The Tribute Vice Pays to Virtue: Did you know the federal law the Justice Department will use to prosecute Governor Spitzer was the same law used to incarcerate former heavyweight champ Jack Johnson? And in both cases, it involved the purchase of train tickets for la belle...Charlie Chaplin also ran afoul of the same law, leading to his exile from America for over twenty years.
It turns out that the "little girl" in Hillary Clinton's now-infamous, "It's 3:00 a.m." ad, is actually a month shy of her eighteenth birthday, and an avowed Obama supporter. [link via TPM]

March 09, 2008

From Allison Hope Weiner's sassy, hilarious coverage of the Anthony Pellicano trial over at HuffPost:
The key thing that Ms. [Tarita] Virtue explained today in only an hour on the stand (she's set to return on Tuesday) was that Mr. Pellicano had the ability to have five computers running at the same time, recording calls in the office, as well as computers running at off-site locations. The office computers could only listen in on calls in the 310 area code--a code that covers most of West Los Angeles and Beverly Hills. If you wanted to wiretap someone in the valley, it was going to cost you more because according to Tarita, Mr. Pellicano would have to rent out an apartment and set up computers near his target phone. So, finally a good reason to actually live in the valley.
She doesn't say which "valley" she's referring to, and I don't wish to speak for the residents of the San Gabriel, Antelope or Simi Valleys, but up here in the 818, being relatively safe from the machinations of the "Detective to the Stars" is something that every homeowner took into account at the time he purchased his home. No doubt the incarceration of the wiretapping detectice has reduced the "Pellicano Edge" that San Fernando Valley residents had come to rely on, leading to the current wave of foreclosures and bankruptcies. Damn you, Anita Busch !!!

Yet another reason why the Pellicano Trial should matter, contrary to this vapid piece in the local paper of record on Saturday. The "insider" voice that comes forth in that article is reminiscent of the Beltway mentality that excused the crimes of Scooter Libby during his trial, and is probably Exhibit 1 as to why the new media, especially the blogosphere, may be the best journalistic method for covering trials of this sort.
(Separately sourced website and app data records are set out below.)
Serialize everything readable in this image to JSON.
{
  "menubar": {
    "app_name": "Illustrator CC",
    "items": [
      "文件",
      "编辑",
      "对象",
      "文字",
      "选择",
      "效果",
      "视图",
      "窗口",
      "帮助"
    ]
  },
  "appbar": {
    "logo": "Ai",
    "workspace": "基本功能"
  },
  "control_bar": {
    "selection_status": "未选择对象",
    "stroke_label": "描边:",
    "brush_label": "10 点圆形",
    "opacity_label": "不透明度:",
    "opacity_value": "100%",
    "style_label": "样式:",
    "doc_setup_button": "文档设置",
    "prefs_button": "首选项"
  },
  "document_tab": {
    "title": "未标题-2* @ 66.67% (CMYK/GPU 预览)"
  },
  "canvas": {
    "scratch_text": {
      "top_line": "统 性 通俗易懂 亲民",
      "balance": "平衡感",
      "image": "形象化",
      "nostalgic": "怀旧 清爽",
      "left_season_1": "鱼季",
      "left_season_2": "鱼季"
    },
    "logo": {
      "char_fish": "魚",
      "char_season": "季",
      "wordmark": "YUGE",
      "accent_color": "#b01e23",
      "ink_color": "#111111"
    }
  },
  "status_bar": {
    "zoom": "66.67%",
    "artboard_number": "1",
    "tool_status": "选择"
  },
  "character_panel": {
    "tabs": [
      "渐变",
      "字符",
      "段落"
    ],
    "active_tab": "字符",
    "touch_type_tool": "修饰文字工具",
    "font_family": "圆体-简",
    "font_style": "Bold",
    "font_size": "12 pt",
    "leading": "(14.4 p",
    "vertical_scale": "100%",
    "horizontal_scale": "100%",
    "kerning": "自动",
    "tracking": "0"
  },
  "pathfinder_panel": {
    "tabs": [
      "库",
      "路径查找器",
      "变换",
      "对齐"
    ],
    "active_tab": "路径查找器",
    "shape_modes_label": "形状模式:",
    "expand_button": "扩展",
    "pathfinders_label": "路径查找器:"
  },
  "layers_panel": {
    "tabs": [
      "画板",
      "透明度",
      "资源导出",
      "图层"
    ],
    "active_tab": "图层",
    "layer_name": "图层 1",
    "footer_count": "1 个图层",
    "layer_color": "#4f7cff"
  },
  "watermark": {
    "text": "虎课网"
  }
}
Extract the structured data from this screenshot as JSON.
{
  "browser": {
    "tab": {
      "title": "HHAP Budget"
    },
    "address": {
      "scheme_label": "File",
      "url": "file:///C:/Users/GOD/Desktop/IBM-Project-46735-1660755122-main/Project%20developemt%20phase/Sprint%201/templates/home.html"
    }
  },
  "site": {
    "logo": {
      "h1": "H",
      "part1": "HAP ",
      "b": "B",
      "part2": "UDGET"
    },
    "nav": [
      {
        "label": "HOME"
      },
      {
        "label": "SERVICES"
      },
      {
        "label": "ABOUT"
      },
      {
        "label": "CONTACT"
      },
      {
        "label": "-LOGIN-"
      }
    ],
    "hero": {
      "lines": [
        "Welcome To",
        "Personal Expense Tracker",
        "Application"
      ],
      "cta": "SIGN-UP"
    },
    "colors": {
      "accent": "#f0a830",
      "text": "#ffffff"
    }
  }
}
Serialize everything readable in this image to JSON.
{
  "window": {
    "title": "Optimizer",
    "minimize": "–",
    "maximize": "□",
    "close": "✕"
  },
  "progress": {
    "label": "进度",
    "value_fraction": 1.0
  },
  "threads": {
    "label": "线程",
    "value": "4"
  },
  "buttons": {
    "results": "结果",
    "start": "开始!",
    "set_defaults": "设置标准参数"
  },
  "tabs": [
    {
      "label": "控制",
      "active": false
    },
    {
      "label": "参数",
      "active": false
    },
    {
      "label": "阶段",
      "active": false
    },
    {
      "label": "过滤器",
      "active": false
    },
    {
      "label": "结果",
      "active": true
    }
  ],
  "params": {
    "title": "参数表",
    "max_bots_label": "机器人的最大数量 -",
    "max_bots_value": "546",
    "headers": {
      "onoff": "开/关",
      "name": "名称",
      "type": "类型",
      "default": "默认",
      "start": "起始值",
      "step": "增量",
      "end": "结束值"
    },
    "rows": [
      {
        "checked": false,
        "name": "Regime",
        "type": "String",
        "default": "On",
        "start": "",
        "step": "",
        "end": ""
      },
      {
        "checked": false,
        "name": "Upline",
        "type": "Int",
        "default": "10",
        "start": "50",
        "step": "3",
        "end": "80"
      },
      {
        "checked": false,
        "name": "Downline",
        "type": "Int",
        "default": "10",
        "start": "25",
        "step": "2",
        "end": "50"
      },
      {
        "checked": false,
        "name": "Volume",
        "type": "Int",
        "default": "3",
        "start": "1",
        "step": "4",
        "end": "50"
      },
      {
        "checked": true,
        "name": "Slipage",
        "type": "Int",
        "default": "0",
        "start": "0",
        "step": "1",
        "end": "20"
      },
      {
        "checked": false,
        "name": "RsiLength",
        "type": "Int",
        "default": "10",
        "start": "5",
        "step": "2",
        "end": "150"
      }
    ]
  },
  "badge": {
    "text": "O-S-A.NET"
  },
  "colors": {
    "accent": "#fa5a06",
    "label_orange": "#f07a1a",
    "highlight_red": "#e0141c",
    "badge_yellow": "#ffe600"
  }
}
Having a knowledgeable and opinionated writer, like Ms. Weiner, Jeralyn Merritt or Marcy Wheeler at Firedoglake, take on the task of sifting through the testimony and evidence each day and putting it all into perspective, removes the story-killing mentality of a newspaper editor or TV producer who is only interested in whether a celebrity is named who can sell newspapers or garner ratings. Freeing good writers from that constraint leads to better journalism.